Distance vision is crucial because of how it lets you evaluate the road in front and see any dangers that might appear. Being able to see ahead allows you to act fast and prevent any accidents that might have otherwise taken place. On the other hand, if you struggle with distance vision you may not be able to see the dangers soon enough.

Equally as important is peripheral or side vision, which allows you to see either side of your vehicle, which is crucial to see pedestrians, animals and cross traffic without having to even glance away from the road ahead. Strong peripheral vision is also important when switching lanes and making turns. Use both your side and rearview mirrors. Make sure they're adjusted correctly, to assist your view of the road to your sides and back.

Road safety is also highly dependent on good depth perception. This lets you judge distances correctly in crowded driving conditions, change lanes and pass other vehicles on the road. Strong depth perception requires proper vision in both of your eyes. If one lacks proper vision in one eye, it's advised to consult with your optometrist to determine whether it is okay for you to get behind the wheel. It may be suggested that you stop driving until your vision is corrected to achieve proper depth perception.

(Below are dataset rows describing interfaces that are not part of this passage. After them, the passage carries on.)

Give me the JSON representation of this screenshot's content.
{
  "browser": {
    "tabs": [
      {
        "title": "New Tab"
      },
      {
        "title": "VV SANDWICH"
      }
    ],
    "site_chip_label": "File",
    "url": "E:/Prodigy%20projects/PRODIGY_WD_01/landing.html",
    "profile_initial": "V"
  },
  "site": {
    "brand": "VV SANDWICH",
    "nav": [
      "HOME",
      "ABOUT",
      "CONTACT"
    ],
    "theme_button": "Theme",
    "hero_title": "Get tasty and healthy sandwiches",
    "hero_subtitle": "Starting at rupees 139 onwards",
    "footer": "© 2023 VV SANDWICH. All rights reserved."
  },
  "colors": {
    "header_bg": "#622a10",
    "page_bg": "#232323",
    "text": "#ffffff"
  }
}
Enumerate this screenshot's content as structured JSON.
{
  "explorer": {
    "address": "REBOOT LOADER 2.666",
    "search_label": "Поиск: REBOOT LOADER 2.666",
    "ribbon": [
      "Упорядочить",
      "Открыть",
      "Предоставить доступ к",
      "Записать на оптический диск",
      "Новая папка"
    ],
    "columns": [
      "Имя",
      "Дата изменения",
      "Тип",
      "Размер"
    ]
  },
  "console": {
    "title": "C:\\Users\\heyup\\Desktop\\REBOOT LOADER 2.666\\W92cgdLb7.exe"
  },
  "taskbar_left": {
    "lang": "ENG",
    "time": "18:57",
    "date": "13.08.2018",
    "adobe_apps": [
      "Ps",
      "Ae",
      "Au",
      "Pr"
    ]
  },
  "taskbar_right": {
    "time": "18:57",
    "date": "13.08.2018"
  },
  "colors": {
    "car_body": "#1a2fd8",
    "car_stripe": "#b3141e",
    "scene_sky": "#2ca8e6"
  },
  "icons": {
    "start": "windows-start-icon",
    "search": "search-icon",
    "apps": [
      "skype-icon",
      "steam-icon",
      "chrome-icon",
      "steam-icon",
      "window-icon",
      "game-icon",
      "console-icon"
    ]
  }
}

Near vision focusing or the ability to accommodate effectively also plays an important role on the road. Accommodating is the capability to shift your focus from a view far to something near, like from the distance ahead of you to the speedometer. If you're over the age of 45 you may have increasing difficulty with near vision, and it might be helpful for you to get reading glasses or some other vision correction solution to make it easier to see objects up close. Make an appointment with your optometrist to discuss the best option.

Try not to hold off until you renew or get your driver's license to get your eyes checked. You can't afford to endanger your life or those of others on the road! If you feel your vision isn't adequate, visit your optometrist, and have a thorough eye exam right away.